Task statement:
Gather all lines in the entries below that include the word "JSON".

Available records:

========================

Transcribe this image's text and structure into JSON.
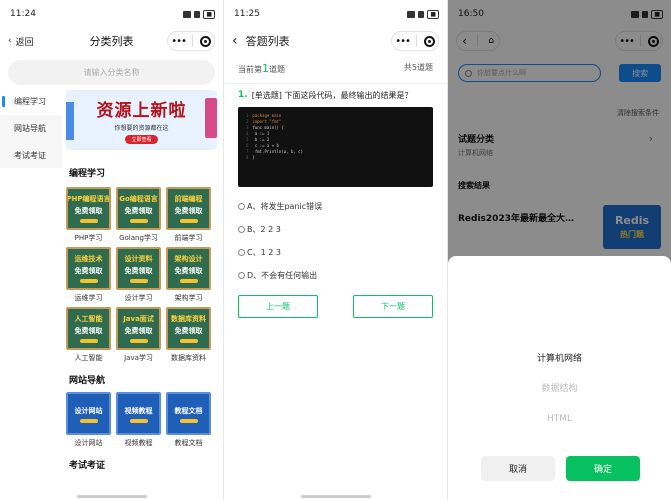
{
  "panel1": {
    "time": "11:24",
    "back_label": "返回",
    "title": "分类列表",
    "search_placeholder": "请输入分类名称",
    "sidebar": [
      {
        "label": "编程学习"
      },
      {
        "label": "网站导航"
      },
      {
        "label": "考试考证"
      }
    ],
    "banner": {
      "main": "资源上新啦",
      "sub": "你想要的资源都在这",
      "btn": "立即查看"
    },
    "section1": "编程学习",
    "grid1": [
      {
        "t1": "PHP编程语言",
        "t2": "免费领取",
        "label": "PHP学习"
      },
      {
        "t1": "Go编程语言",
        "t2": "免费领取",
        "label": "Golang学习"
      },
      {
        "t1": "前端编程",
        "t2": "免费领取",
        "label": "前端学习"
      },
      {
        "t1": "运维技术",
        "t2": "免费领取",
        "label": "运维学习"
      },
      {
        "t1": "设计资料",
        "t2": "免费领取",
        "label": "设计学习"
      },
      {
        "t1": "架构设计",
        "t2": "免费领取",
        "label": "架构学习"
      },
      {
        "t1": "人工智能",
        "t2": "免费领取",
        "label": "人工智能"
      },
      {
        "t1": "Java面试",
        "t2": "免费领取",
        "label": "Java学习"
      },
      {
        "t1": "数据库资料",
        "t2": "免费领取",
        "label": "数据库资料"
      }
    ],
    "section2": "网站导航",
    "grid2": [
      {
        "t1": "设计网站",
        "label": "设计网站"
      },
      {
        "t1": "视频教程",
        "label": "视频教程"
      },
      {
        "t1": "教程文档",
        "label": "教程文档"
      }
    ],
    "section3": "考试考证"
  },
  "panel2": {
    "time": "11:25",
    "title": "答题列表",
    "current_prefix": "当前第",
    "current_num": "1",
    "current_suffix": "道题",
    "total": "共5道题",
    "question": "[单选题] 下面这段代码，最终输出的结果是？",
    "code_lines": [
      "package main",
      "import \"fmt\"",
      "func main() {",
      "  a := 1",
      "  b := 2",
      "  c := a + b",
      "  fmt.Println(a, b, c)",
      "}"
    ],
    "options": [
      "A、将发生panic错误",
      "B、2 2 3",
      "C、1 2 3",
      "D、不会有任何输出"
    ],
    "prev_label": "上一题",
    "next_label": "下一题"
  },
  "panel3": {
    "time": "16:50",
    "search_placeholder": "你想要点什么啊",
    "search_btn": "搜索",
    "clear_label": "清除搜索条件",
    "category_label": "试题分类",
    "category_value": "计算机网络",
    "results_title": "搜索结果",
    "result_text": "Redis2023年最新最全大…",
    "result_img_a": "Redis",
    "result_img_b": "热门题",
    "picker_options": [
      "计算机网络",
      "数据结构",
      "HTML"
    ],
    "cancel_label": "取消",
    "confirm_label": "确定"
  },
  "colors": {
    "green": "#07c160",
    "blue": "#1a8cff"
  }
}
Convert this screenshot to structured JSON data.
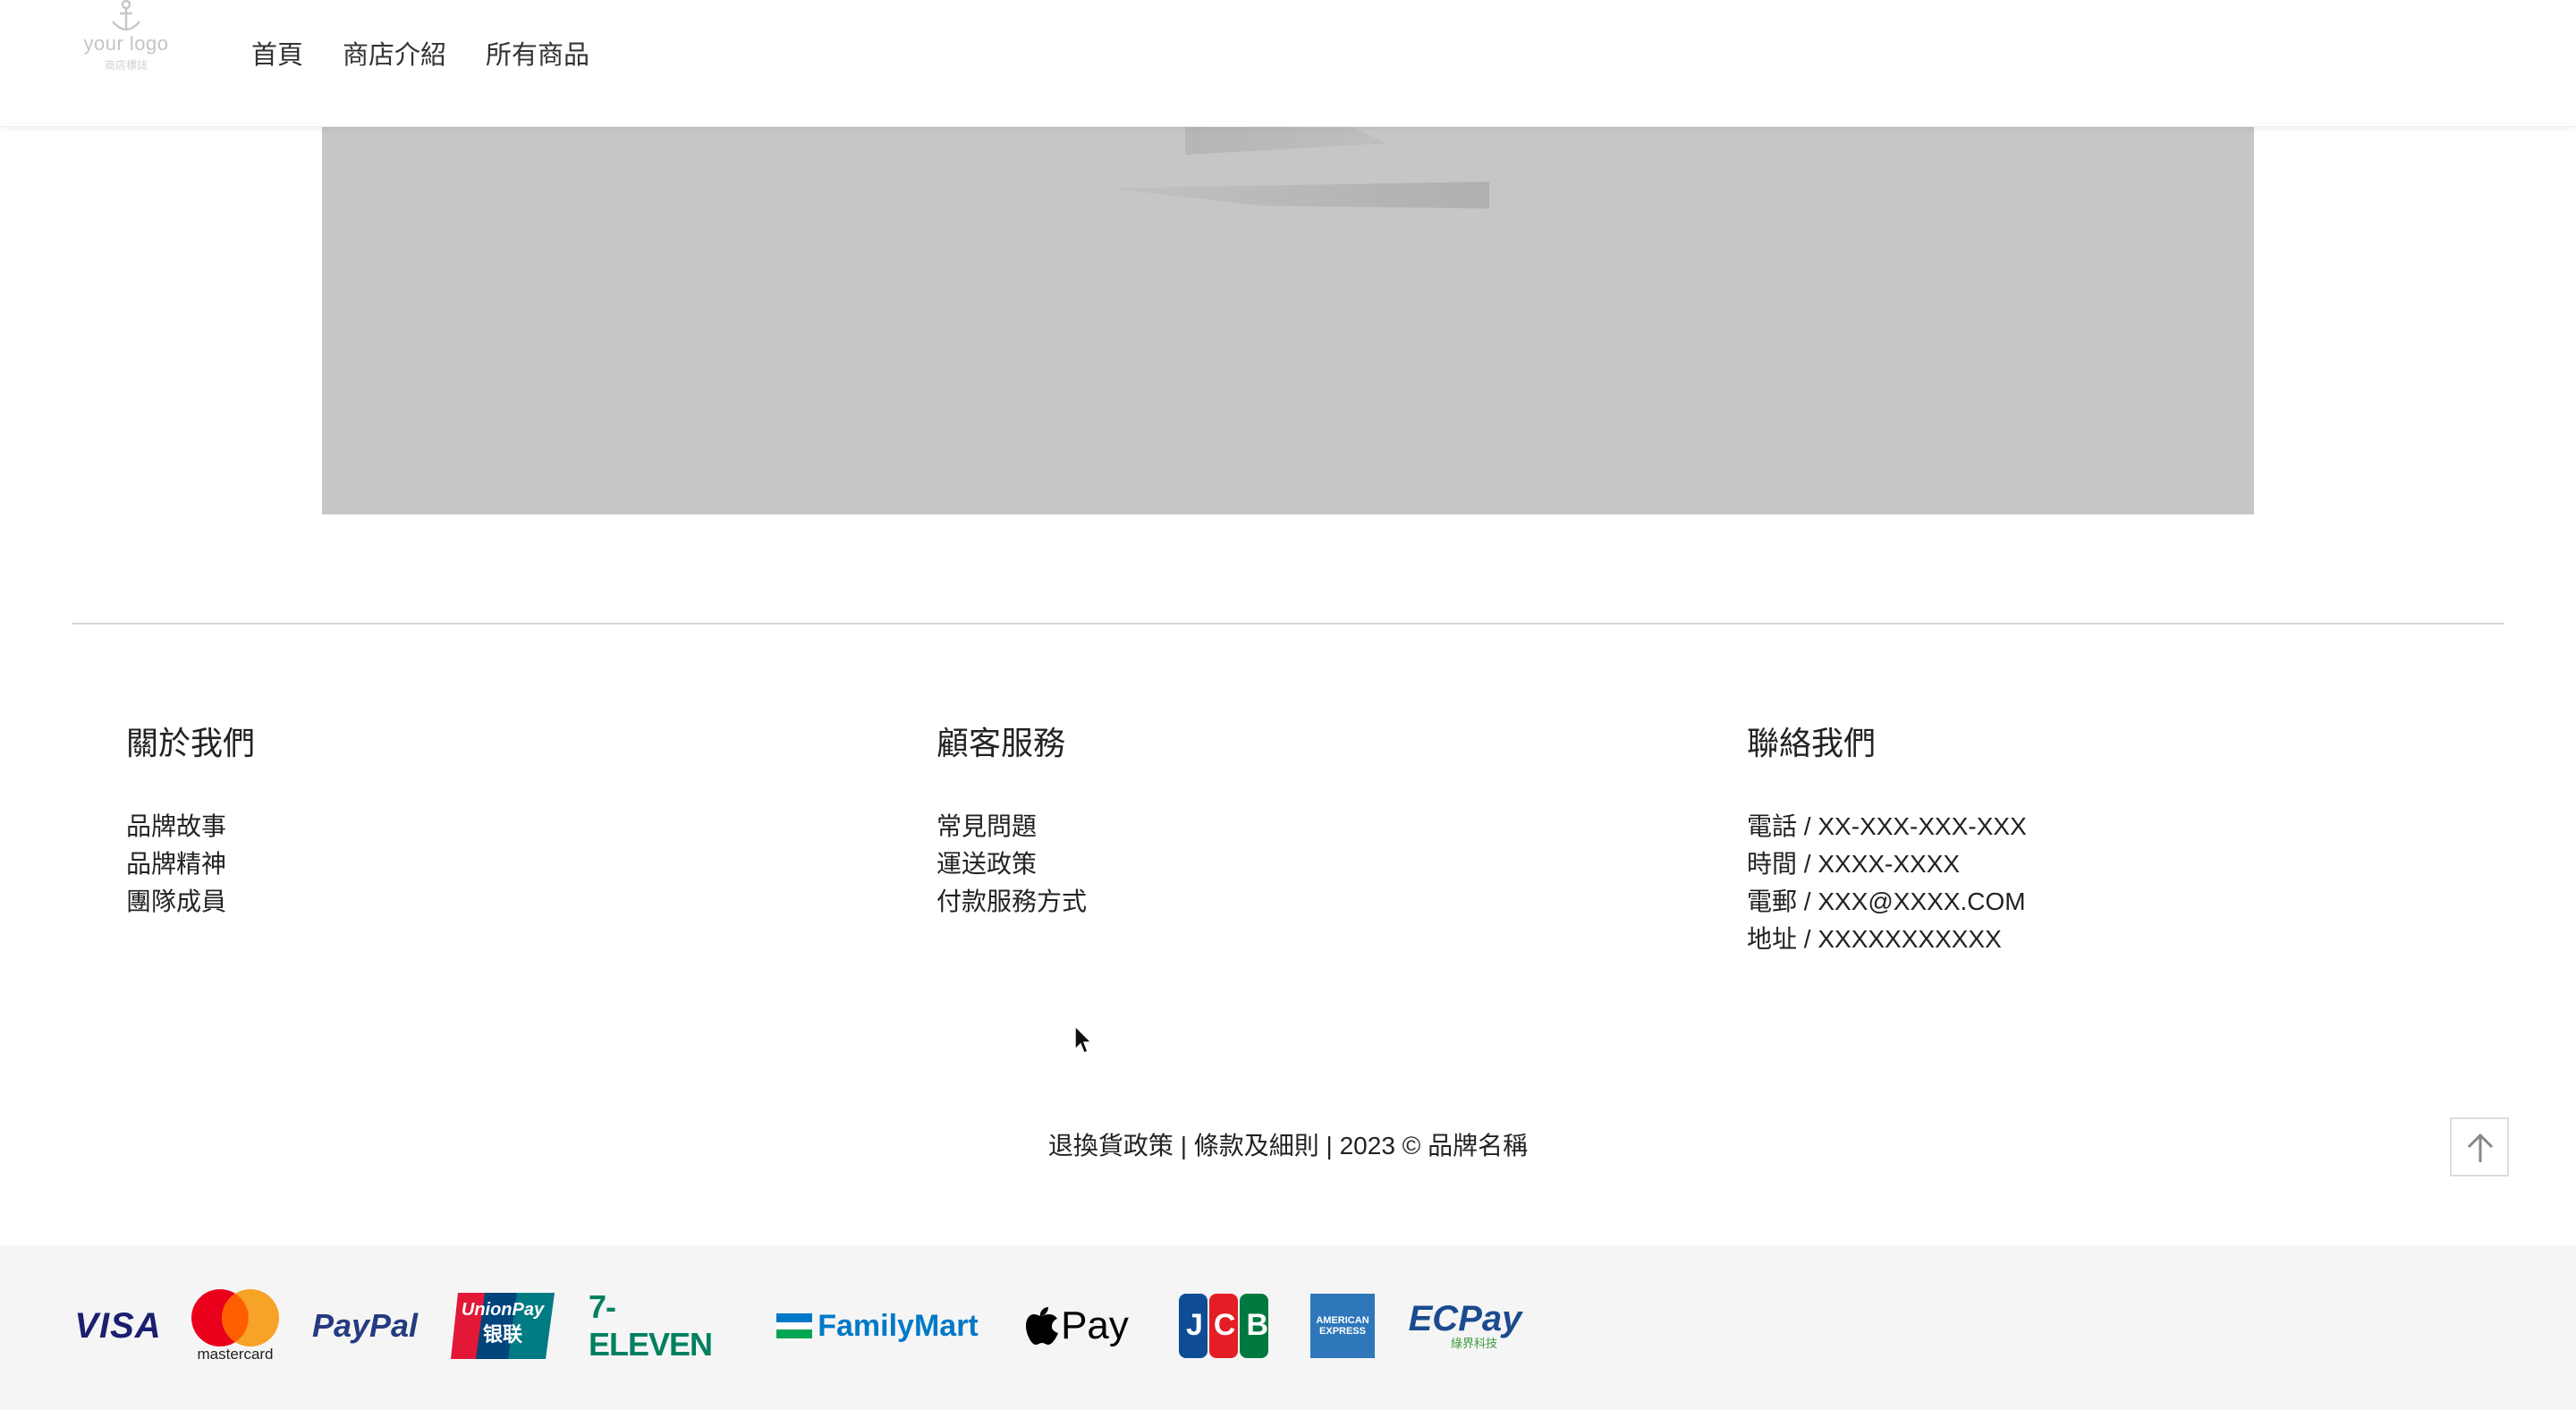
{
  "header": {
    "logo_text": "your logo",
    "logo_sub": "商店標誌",
    "nav": [
      {
        "label": "首頁"
      },
      {
        "label": "商店介紹"
      },
      {
        "label": "所有商品"
      }
    ]
  },
  "footer": {
    "columns": [
      {
        "title": "關於我們",
        "links": [
          "品牌故事",
          "品牌精神",
          "團隊成員"
        ]
      },
      {
        "title": "顧客服務",
        "links": [
          "常見問題",
          "運送政策",
          "付款服務方式"
        ]
      },
      {
        "title": "聯絡我們",
        "lines": [
          "電話 / XX-XXX-XXX-XXX",
          "時間 / XXXX-XXXX",
          "電郵 / XXX@XXXX.COM",
          "地址 / XXXXXXXXXXX"
        ]
      }
    ],
    "bottom": {
      "returns": "退換貨政策",
      "terms": "條款及細則",
      "year_brand": "2023 © 品牌名稱"
    }
  },
  "payments": {
    "visa": "VISA",
    "mastercard": "mastercard",
    "paypal": "PayPal",
    "unionpay": "UnionPay",
    "unionpay_cn": "银联",
    "seven_eleven": "7-ELEVEN",
    "familymart": "FamilyMart",
    "applepay": "Pay",
    "jcb": "JCB",
    "amex_1": "AMERICAN",
    "amex_2": "EXPRESS",
    "ecpay": "ECPay",
    "ecpay_sub": "綠界科技"
  }
}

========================

Reply to the exercise:
Transcribe this image's text and structure into JSON.
Convert this screenshot to structured JSON data.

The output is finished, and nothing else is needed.